Employers must be careful not to discriminate when recruiting, including when asking questions at interview. They must avoid questions that relate to ‘protected characteristics’ under the Equality Act. So, what shouldn’t you be asked and what can you do if you believe you have been discriminated against?
What are protected characteristics?
Protected characteristics under the Equality Act are age, disability, gender reassignment, marriage or civil partnership, pregnancy and maternity, race, religion or belief, sex and sexual orientation.
To support the Equality Act, the Equality and Human Rights Commissions (EHRC) produced the Employment Statutory Code of Practice (the EHRC Code). The EHRC Code sets out recommended practice for employers and suggests that by conducting interviews strictly on the basis of any application form, job description, person specification, the agreed weight to be given to each criterion and the results of any selection tests, an employer will ensure that all applicants are assessed objectively and solely on their ability to do the job satisfactorily.
During the selection process but particularly at the interview stage, employers can make judgments about a candidate based on instant, subjective and irrelevant impressions. If assumptions are made about the capabilities or characteristics of people from a particular group of people sharing protected characteristics which contributes to an unfavourable impression and effects the employer’s selection decision, this could be unlawfully discriminatory.
What questions should be avoided?
It is not necessarily unlawful for an employer to ask questions that relate to a protected characteristic, but they may be more at risk of an allegation of discrimination if such questions are asked. Whether there has been unlawful discrimination depends upon whether the individual has been disadvantaged by the questioning.
Employers should avoid asking a candidate’s age or date of birth.
Employers should not ask about health or disability related questions at interview stage or on an application form, including how many sick days a candidate had in previous jobs. However the EHRC Code suggests that it is good practice to ask candidates whether they need any reasonable adjustments in advance of the interview or on the day of the interview.
In terms of the role applied for, employers can ask about a candidate’s ability to carry out a function which is essential to the role.
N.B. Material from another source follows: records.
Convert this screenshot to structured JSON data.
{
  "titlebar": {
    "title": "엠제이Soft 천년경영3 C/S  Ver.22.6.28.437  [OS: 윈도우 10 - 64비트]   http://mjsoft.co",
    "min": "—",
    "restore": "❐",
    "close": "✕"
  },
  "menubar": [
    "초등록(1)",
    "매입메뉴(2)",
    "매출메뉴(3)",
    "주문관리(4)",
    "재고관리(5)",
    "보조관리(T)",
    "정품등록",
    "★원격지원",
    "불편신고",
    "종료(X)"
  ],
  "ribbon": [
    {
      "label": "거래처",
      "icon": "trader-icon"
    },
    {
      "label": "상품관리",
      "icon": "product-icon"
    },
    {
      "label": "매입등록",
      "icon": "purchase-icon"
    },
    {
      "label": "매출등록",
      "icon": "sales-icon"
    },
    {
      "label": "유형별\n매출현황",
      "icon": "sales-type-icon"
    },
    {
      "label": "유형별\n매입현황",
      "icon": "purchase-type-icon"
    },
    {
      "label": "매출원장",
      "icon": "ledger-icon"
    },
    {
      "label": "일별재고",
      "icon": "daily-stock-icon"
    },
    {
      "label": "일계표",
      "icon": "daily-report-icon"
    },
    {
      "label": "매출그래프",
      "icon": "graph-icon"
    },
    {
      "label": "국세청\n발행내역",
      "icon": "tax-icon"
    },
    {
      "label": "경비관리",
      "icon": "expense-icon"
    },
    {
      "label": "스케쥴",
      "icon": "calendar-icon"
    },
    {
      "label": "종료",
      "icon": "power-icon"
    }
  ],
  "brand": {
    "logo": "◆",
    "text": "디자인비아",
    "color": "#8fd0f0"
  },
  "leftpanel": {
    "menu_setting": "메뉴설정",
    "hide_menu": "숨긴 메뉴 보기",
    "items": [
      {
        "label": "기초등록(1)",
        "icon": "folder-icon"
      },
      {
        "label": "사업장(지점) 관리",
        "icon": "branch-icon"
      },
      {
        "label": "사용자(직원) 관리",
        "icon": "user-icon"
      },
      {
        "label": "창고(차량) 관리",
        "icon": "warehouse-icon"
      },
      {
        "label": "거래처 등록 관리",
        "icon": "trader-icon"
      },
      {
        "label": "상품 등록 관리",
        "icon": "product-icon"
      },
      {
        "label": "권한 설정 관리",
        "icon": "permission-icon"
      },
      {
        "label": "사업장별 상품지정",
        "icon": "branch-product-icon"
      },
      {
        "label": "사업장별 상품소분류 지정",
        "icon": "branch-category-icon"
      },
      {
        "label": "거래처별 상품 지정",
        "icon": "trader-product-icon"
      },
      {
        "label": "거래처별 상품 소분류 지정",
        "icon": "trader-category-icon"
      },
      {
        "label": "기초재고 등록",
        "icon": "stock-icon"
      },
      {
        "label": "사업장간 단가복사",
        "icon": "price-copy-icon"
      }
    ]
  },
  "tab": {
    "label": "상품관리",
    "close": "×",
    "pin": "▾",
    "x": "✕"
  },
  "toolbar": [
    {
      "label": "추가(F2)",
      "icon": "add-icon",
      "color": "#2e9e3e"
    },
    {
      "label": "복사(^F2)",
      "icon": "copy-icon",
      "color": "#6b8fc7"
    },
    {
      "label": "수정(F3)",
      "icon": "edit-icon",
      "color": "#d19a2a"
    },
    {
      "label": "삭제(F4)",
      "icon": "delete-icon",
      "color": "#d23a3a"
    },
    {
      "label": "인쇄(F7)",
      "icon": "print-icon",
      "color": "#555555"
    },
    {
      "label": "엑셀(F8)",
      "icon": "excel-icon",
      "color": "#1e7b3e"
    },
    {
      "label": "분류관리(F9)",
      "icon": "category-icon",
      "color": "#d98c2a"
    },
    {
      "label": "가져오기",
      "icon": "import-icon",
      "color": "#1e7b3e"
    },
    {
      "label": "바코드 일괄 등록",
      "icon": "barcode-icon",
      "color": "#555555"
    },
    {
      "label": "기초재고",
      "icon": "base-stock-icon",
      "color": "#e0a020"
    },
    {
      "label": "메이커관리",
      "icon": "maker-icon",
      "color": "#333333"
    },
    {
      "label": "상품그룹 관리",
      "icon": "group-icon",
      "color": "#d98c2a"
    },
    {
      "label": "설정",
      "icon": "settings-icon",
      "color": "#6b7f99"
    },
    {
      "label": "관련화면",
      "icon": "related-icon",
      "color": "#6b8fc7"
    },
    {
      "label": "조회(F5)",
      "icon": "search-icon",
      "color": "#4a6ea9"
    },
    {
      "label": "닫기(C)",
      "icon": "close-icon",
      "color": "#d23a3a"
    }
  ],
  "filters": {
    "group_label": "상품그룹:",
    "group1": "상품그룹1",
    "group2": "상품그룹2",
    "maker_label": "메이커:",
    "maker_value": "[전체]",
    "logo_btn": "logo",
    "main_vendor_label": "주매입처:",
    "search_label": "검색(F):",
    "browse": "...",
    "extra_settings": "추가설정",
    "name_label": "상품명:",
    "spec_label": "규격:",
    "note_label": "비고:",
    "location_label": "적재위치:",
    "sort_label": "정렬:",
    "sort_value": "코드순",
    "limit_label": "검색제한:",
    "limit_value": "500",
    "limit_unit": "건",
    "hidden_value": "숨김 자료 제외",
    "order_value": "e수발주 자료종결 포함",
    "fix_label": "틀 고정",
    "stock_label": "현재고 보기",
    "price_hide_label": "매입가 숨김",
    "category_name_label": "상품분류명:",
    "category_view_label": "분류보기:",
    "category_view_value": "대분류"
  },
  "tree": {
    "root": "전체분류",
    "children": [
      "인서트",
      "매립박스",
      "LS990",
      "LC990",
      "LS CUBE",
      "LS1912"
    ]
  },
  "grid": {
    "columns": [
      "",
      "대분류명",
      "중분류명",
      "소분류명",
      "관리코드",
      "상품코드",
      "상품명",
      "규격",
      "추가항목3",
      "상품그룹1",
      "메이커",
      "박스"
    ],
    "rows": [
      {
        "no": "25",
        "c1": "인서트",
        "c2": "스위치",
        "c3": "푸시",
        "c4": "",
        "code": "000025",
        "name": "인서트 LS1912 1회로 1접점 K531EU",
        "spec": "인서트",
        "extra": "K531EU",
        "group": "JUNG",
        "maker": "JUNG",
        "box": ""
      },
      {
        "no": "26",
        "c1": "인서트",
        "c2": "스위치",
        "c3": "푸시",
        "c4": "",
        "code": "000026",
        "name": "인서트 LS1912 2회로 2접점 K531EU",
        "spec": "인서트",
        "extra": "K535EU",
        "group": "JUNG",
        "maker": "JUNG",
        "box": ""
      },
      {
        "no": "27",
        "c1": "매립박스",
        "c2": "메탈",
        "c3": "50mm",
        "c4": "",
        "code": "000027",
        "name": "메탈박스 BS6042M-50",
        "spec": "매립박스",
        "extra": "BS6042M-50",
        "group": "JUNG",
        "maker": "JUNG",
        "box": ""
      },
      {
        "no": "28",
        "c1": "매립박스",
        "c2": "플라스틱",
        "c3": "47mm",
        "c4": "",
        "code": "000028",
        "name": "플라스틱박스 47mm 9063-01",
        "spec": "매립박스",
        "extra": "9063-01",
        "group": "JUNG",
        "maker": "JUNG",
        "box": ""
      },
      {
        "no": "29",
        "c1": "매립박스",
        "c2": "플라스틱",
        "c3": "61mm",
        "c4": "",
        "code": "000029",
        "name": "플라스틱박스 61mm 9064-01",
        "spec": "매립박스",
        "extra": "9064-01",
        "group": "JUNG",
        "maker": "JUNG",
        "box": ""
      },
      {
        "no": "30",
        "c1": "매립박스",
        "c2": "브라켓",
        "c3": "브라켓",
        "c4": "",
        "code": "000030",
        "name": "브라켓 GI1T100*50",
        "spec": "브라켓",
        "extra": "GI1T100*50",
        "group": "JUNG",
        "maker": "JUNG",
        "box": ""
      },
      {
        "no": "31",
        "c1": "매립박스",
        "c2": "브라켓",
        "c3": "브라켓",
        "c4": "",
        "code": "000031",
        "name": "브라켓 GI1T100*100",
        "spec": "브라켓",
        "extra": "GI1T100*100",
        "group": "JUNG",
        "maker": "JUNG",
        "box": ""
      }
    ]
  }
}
If the candidate has a disability, the employer should consider whether reasonable adjustments could be made which would enable the candidate to carry out the role.
Once a candidate is appointed, the employer may ask about the individual’s health for the purposes of ensuring they are able to carry out the role and establishing whether they need any reasonable adjustments.
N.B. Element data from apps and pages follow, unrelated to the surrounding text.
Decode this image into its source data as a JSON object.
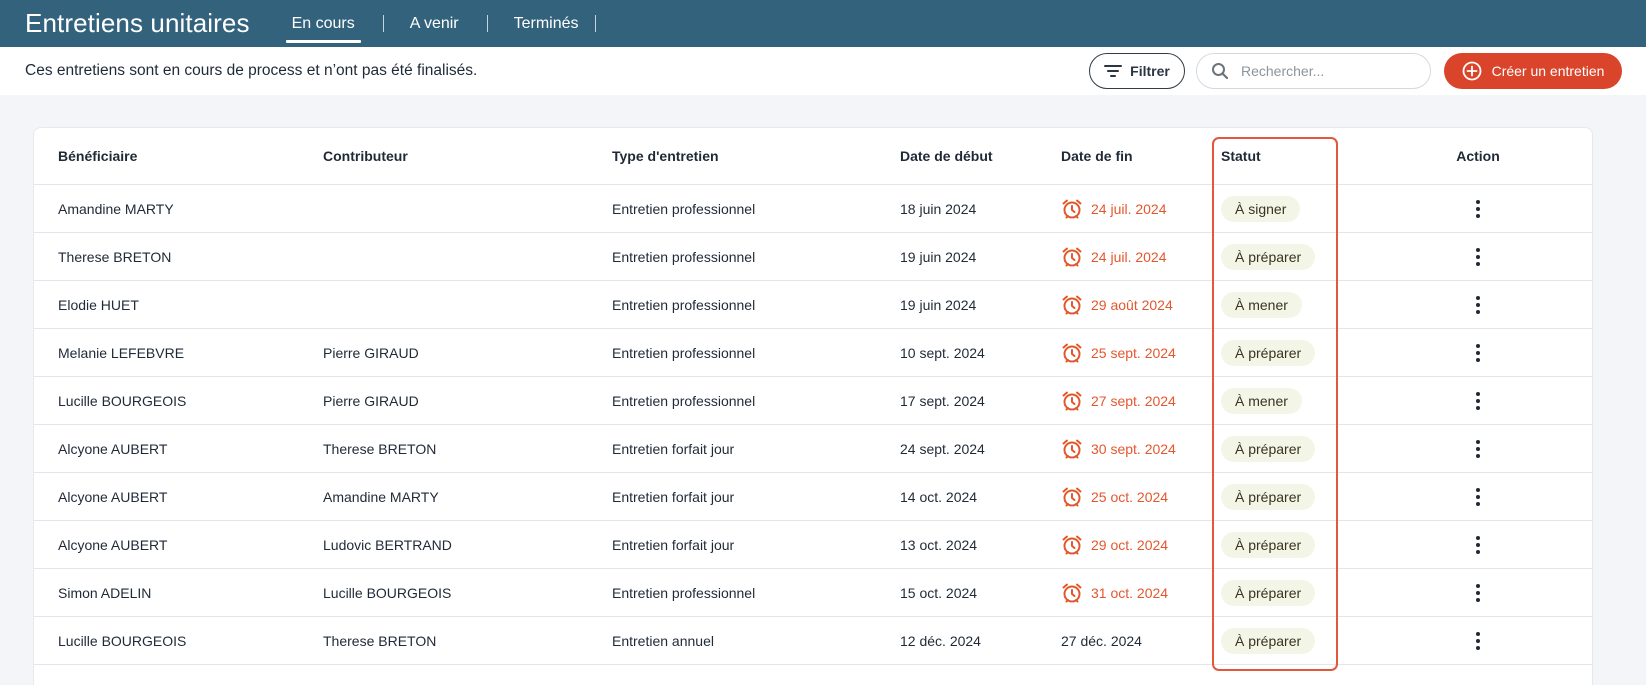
{
  "header": {
    "title": "Entretiens unitaires",
    "tabs": [
      {
        "label": "En cours",
        "active": true
      },
      {
        "label": "A venir",
        "active": false
      },
      {
        "label": "Terminés",
        "active": false
      }
    ]
  },
  "subheader": {
    "description": "Ces entretiens sont en cours de process et n’ont pas été finalisés.",
    "filter_label": "Filtrer",
    "search_placeholder": "Rechercher...",
    "create_label": "Créer un entretien"
  },
  "table": {
    "columns": [
      "Bénéficiaire",
      "Contributeur",
      "Type d'entretien",
      "Date de début",
      "Date de fin",
      "Statut",
      "Action"
    ],
    "rows": [
      {
        "beneficiaire": "Amandine MARTY",
        "contributeur": "",
        "type": "Entretien professionnel",
        "debut": "18 juin 2024",
        "fin": "24 juil. 2024",
        "overdue": true,
        "statut": "À signer"
      },
      {
        "beneficiaire": "Therese BRETON",
        "contributeur": "",
        "type": "Entretien professionnel",
        "debut": "19 juin 2024",
        "fin": "24 juil. 2024",
        "overdue": true,
        "statut": "À préparer"
      },
      {
        "beneficiaire": "Elodie HUET",
        "contributeur": "",
        "type": "Entretien professionnel",
        "debut": "19 juin 2024",
        "fin": "29 août 2024",
        "overdue": true,
        "statut": "À mener"
      },
      {
        "beneficiaire": "Melanie LEFEBVRE",
        "contributeur": "Pierre GIRAUD",
        "type": "Entretien professionnel",
        "debut": "10 sept. 2024",
        "fin": "25 sept. 2024",
        "overdue": true,
        "statut": "À préparer"
      },
      {
        "beneficiaire": "Lucille BOURGEOIS",
        "contributeur": "Pierre GIRAUD",
        "type": "Entretien professionnel",
        "debut": "17 sept. 2024",
        "fin": "27 sept. 2024",
        "overdue": true,
        "statut": "À mener"
      },
      {
        "beneficiaire": "Alcyone AUBERT",
        "contributeur": "Therese BRETON",
        "type": "Entretien forfait jour",
        "debut": "24 sept. 2024",
        "fin": "30 sept. 2024",
        "overdue": true,
        "statut": "À préparer"
      },
      {
        "beneficiaire": "Alcyone AUBERT",
        "contributeur": "Amandine MARTY",
        "type": "Entretien forfait jour",
        "debut": "14 oct. 2024",
        "fin": "25 oct. 2024",
        "overdue": true,
        "statut": "À préparer"
      },
      {
        "beneficiaire": "Alcyone AUBERT",
        "contributeur": "Ludovic BERTRAND",
        "type": "Entretien forfait jour",
        "debut": "13 oct. 2024",
        "fin": "29 oct. 2024",
        "overdue": true,
        "statut": "À préparer"
      },
      {
        "beneficiaire": "Simon ADELIN",
        "contributeur": "Lucille BOURGEOIS",
        "type": "Entretien professionnel",
        "debut": "15 oct. 2024",
        "fin": "31 oct. 2024",
        "overdue": true,
        "statut": "À préparer"
      },
      {
        "beneficiaire": "Lucille BOURGEOIS",
        "contributeur": "Therese BRETON",
        "type": "Entretien annuel",
        "debut": "12 déc. 2024",
        "fin": "27 déc. 2024",
        "overdue": false,
        "statut": "À préparer"
      }
    ]
  },
  "colors": {
    "header_bg": "#33627d",
    "accent": "#d9442a",
    "overdue": "#e4572e",
    "badge_bg": "#f3f6e6",
    "highlight": "#e2573e"
  },
  "icons": {
    "filter": "filter-icon",
    "search": "search-icon",
    "create": "plus-circle-icon",
    "overdue": "alarm-clock-icon",
    "action": "more-vertical-icon"
  }
}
There are some exceptions as to when an employer can ask questions about health or disability before offering the job, e.g. if the job itself requires someone with a particular disability where this is an occupational requirement.
Marital status/sexual orientation/pregnancy/children
Questions about a candidate’s marital status, sexual preference, whether they have children or are planning a family should be avoided. A woman is under no obligation to declare her pregnancy in the recruitment process. If she volunteers that information it should not be taken into account in deciding her suitability for the job.
If an employer asked where a candidate was born or what their religious views were, for example, on the basis of a candidate’s appearance or their name, the candidate may argue that they were discriminated against if they did not get the job.
Feedback to unsuccessful applications
There is no legal obligation for employers to give feedback to unsuccessful applicants but the EHRC Code recommends that it is good practice to do so. An employer’s failure to give feedback following a request by the unsuccessful applicant could imply that the reason for rejection is a discriminatory one.
Claims for unlawful discrimination
If a candidate has been asked questions that relate to a protected characteristic and is treated less favourably as a result of their answers (e.g. not being offered a job) they are entitled to bring a claim of unlawful discrimination at the employment tribunal.
If the tribunal concludes that the employer has discriminated and the employer cannot provide a credible explanation for its decision, which is non-discriminatory, the claim will succeed.
Can we help you?
If you need advice about your individual situation, please contact us. Call on 01522 440512 or visit our website www.lincslaw.co.uk for more information.
Associate, Specialist Employment Law Solicitor
Lincs Law Solicitors, Lincoln